Shane Sams dealt with a dilemma many walkers seemed to have. He pulled off his shoes and poured out “a lot of rocks.”
“My feet feel so much better now,” he said.
The next group of walkers sauntered into Carlyle around 11:30.
Emma Piazza, Kyra Moore, Jo Lohman and Trilby Bannister began to run when they saw the check point. After bottles of water and a break, they walked on.
Walkers had varied motivations for participating.
One group of sixth-graders was on the trail because of each other.
“I’m doing it because she’s doing it,” Torrie Lewis said of Emery Driskel. Emery was walking because “I thought it would be good exercise.” Shelby Smith “just felt like it,” she said, and Shane Walden didn’t have a reason.
Camaraderie and technology kept the group in high spirits.
Driscoll was plugged into her purple iPod the whole 10 miles, and Lewis said she’s been texting since the starting line. After six miles, the group was still laughing and joking with one another.
“For the 258th time Shelby,” Walden told his friend, “I’m not going to carry you!”

SIXTH-GRADER Joey Dunlap was walking despite an injured foot. He wanted to win “the iPod — or the shoes” being given away. “Plus,” he said, “I thought I’d find some interesting rocks along the way.”
So far, he found “a dalmation rock — it’s called that because it’s white with black spots,” and a piece of layered sedimentary stone ranging from green to beige. The most interesting rock he’d found, he said, was a “large white crystally rock with some orange in it.” From his pocket, he pulled another curious stone he’d gotten on the trail. It looked like a large piece of candy corn.
Dunlap said he had never walked this far before, though “I walked 5 miles in the Badlands last summer.”

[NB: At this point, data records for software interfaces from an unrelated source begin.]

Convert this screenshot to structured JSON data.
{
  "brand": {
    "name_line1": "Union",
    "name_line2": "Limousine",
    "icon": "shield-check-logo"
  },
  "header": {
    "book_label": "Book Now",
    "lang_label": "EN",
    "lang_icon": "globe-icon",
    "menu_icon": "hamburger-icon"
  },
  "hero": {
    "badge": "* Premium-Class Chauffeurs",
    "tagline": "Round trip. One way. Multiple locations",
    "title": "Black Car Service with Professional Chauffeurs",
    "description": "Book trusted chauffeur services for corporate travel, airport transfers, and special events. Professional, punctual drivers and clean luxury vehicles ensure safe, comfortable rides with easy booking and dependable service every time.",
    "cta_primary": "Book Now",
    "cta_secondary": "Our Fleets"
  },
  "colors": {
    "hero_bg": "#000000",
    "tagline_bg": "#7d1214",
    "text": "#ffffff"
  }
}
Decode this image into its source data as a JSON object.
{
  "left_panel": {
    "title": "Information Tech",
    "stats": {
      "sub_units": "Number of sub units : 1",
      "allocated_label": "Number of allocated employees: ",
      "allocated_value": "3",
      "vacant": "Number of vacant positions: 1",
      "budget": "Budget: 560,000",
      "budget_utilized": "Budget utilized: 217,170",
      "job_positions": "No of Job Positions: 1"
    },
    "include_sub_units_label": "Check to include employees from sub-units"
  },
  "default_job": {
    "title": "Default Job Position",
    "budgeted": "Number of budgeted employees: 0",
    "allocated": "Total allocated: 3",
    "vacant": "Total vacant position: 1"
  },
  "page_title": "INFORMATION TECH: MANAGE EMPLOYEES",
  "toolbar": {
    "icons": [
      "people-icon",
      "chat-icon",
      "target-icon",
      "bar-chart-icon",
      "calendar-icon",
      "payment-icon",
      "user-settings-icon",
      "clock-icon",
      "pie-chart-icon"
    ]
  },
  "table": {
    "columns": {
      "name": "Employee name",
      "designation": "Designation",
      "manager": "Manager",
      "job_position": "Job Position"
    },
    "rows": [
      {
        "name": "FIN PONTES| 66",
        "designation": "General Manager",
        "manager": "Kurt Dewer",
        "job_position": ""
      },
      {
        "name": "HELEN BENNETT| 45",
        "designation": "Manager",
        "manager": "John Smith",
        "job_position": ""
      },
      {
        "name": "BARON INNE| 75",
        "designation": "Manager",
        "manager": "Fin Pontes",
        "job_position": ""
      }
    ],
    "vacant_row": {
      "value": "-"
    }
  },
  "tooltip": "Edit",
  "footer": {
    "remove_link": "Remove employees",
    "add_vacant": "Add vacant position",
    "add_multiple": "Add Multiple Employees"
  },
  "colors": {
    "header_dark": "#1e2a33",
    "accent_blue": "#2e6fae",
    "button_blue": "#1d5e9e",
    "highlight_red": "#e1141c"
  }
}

Catrina Dunlap was following her son — in her car — meeting him at every road crossing.
“She just wants to make sure I’m OK,” he said, “’Cause I twisted my ankle the other day, and I have asthma.”
Undaunted, Dunlap finished the walk.

BY THE END, everyone was tired. Weary walkers slumped onto benches, but the students could take pride in their accomplishment. As Stanley told them, “You guys have done something a lot of people have never done — walk from Colony to Iola.”
The tired throng was treated to hot dogs and chips after their 10 mile trek.
An exact total of walkers and the donations they brought in will not be known until later, Stanley said.
Although more kids came to the all-night dances than went on the walk, Stanley said the “the numbers the kids were bringing in were impressive,” for the pledges. The middle school uses the funds to help out needy students with school clothes, supplies and more.
As for next year, Stanley said, “Our plan is, in the fall, to do a bike ride. A lot of kids asked about that. We’ll go from Iola to Colony and back, or maybe to Carlyle and back.”